*** Opening RECORDS TO PROCESS ***

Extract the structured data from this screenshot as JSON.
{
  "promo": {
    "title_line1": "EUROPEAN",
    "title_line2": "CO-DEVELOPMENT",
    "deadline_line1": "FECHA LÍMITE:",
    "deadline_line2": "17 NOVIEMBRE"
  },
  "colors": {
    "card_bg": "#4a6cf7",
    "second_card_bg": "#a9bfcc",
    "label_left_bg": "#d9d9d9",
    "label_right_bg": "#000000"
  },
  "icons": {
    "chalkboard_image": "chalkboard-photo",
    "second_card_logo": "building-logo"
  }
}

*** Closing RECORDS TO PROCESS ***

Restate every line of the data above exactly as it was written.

* **EXERCISE SOLUTION**
Extract the structured data from this screenshot as JSON.
{
  "promo": {
    "title_line1": "EUROPEAN",
    "title_line2": "CO-DEVELOPMENT",
    "deadline_line1": "FECHA LÍMITE:",
    "deadline_line2": "17 NOVIEMBRE"
  },
  "colors": {
    "card_bg": "#4a6cf7",
    "second_card_bg": "#a9bfcc",
    "label_left_bg": "#d9d9d9",
    "label_right_bg": "#000000"
  },
  "icons": {
    "chalkboard_image": "chalkboard-photo",
    "second_card_logo": "building-logo"
  }
}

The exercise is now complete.